# ACTIVITY
For the word "your", count the lines in the records below that include it and give only that number.

# RECORDS FOR THE TASK
________________________

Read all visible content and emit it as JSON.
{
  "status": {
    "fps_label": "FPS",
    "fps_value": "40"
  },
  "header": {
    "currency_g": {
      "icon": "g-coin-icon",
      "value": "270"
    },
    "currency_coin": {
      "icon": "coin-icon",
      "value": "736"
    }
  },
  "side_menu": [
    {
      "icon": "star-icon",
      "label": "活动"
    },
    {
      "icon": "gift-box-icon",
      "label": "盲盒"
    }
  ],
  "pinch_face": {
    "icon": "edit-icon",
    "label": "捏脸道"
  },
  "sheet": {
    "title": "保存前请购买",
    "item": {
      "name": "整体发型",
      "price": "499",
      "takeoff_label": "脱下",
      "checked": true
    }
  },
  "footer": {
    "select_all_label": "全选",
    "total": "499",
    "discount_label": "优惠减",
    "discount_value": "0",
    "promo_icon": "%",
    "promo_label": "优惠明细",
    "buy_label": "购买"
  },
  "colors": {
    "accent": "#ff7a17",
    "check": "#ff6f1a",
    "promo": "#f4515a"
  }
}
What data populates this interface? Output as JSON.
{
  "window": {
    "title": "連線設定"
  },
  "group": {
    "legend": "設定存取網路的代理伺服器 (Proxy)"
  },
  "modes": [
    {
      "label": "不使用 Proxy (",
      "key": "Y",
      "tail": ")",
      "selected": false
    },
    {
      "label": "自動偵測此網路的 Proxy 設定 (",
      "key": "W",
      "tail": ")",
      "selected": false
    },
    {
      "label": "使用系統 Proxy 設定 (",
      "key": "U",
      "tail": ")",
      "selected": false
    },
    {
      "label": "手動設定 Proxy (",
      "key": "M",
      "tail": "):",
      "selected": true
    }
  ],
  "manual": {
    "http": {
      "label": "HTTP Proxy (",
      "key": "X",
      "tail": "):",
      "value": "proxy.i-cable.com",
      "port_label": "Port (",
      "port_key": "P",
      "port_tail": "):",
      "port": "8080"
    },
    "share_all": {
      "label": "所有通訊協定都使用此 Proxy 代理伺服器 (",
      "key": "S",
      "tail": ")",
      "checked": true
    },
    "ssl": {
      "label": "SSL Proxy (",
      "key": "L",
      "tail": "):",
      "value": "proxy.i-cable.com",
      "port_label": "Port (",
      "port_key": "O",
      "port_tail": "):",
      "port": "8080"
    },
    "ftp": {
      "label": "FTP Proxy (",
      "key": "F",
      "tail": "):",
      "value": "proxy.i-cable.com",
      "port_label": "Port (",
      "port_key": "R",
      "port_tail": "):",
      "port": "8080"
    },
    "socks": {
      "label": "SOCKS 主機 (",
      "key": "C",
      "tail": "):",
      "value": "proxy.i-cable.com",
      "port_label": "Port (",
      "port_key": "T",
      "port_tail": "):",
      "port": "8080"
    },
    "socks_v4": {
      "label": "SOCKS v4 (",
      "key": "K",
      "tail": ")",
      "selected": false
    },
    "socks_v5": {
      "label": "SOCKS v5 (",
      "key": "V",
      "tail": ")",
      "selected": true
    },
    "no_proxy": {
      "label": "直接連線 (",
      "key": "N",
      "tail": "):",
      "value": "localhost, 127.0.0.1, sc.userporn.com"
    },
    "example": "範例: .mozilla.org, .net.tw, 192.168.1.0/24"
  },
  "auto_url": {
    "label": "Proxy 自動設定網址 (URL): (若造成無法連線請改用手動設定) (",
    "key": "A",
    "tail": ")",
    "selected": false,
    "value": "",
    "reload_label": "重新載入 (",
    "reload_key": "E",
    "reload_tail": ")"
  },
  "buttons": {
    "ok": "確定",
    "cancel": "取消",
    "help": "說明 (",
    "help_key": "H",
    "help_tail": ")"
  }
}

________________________

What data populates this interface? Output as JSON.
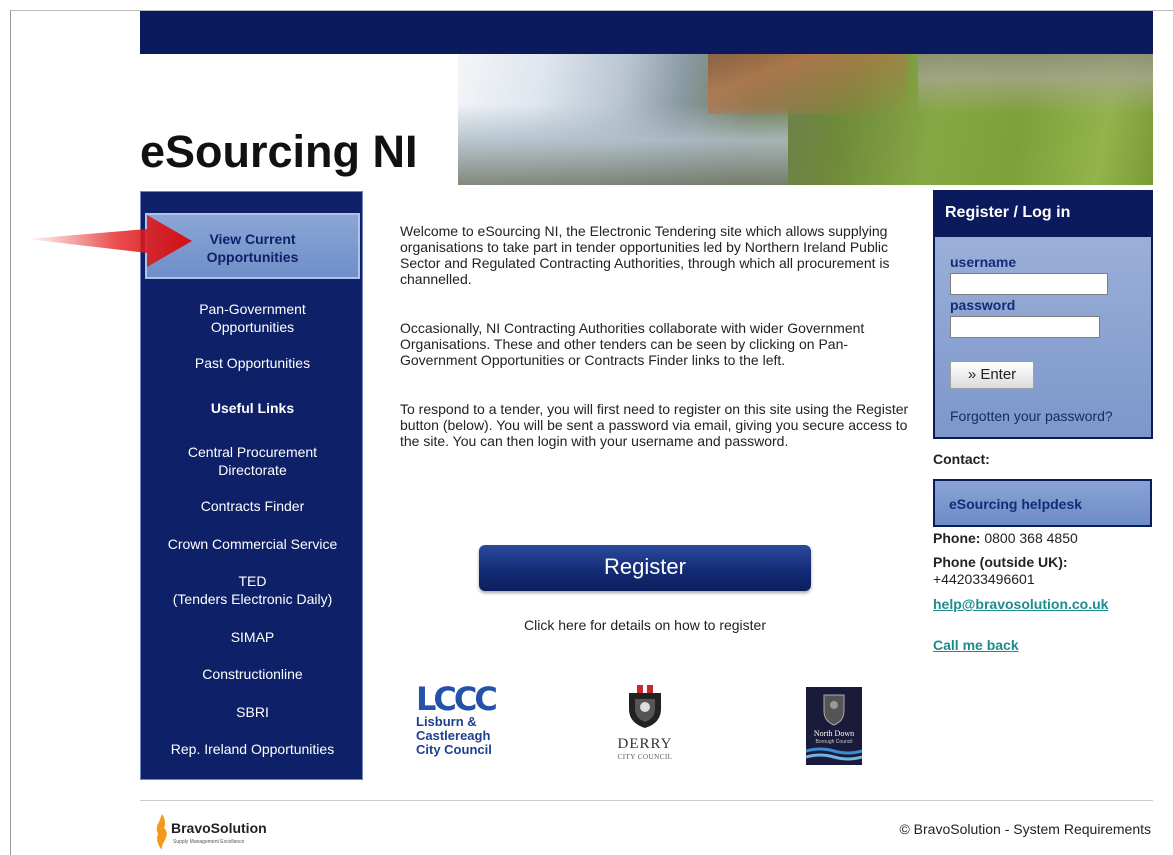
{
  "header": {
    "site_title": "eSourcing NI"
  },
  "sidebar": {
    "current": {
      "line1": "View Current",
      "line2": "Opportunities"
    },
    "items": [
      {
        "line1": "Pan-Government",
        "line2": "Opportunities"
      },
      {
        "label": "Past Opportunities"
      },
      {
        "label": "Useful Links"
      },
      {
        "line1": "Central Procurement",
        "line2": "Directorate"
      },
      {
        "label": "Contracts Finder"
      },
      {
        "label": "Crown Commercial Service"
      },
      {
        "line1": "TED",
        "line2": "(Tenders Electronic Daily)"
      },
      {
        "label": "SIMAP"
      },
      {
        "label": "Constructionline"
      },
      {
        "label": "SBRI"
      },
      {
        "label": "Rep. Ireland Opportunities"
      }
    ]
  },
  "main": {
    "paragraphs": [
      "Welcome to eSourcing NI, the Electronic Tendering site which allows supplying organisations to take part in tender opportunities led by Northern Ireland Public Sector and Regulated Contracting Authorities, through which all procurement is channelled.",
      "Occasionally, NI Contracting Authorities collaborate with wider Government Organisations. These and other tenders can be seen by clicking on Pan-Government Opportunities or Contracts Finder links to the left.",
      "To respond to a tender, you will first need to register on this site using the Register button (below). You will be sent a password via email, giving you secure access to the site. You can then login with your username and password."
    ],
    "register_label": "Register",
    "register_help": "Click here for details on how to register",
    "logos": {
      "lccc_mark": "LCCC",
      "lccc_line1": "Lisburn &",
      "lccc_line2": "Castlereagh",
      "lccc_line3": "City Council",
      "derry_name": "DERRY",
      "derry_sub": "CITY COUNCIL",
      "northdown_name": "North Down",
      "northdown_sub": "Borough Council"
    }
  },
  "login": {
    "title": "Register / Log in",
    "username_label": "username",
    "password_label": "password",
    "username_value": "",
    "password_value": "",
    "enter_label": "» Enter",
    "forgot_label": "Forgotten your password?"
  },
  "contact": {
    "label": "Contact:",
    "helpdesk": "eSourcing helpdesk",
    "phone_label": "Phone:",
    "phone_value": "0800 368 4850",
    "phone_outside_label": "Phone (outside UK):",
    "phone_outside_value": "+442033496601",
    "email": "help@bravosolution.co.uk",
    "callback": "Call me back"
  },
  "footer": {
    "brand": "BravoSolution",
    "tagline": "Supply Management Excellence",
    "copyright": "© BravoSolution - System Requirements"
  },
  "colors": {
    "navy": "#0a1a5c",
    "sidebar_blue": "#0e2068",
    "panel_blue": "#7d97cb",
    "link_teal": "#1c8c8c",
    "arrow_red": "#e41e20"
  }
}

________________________

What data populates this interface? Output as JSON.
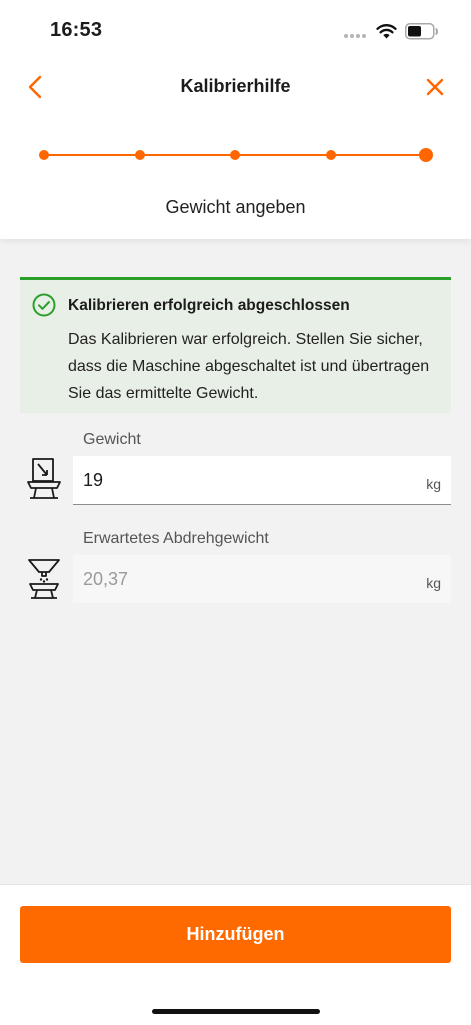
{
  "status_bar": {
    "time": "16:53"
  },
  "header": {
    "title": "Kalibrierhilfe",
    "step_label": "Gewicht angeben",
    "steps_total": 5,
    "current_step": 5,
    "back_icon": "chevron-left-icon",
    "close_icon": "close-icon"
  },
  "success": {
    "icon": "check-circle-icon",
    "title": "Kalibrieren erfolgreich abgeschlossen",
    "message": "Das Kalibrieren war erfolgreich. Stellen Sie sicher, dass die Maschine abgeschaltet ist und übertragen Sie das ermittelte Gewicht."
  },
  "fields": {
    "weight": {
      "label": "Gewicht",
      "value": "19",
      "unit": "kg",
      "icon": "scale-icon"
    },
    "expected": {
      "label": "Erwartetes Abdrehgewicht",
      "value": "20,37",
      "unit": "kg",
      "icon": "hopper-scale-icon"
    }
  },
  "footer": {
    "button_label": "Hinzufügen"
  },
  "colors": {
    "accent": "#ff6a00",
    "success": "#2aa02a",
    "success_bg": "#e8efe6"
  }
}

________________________

# PROBLEM SOLUTION
2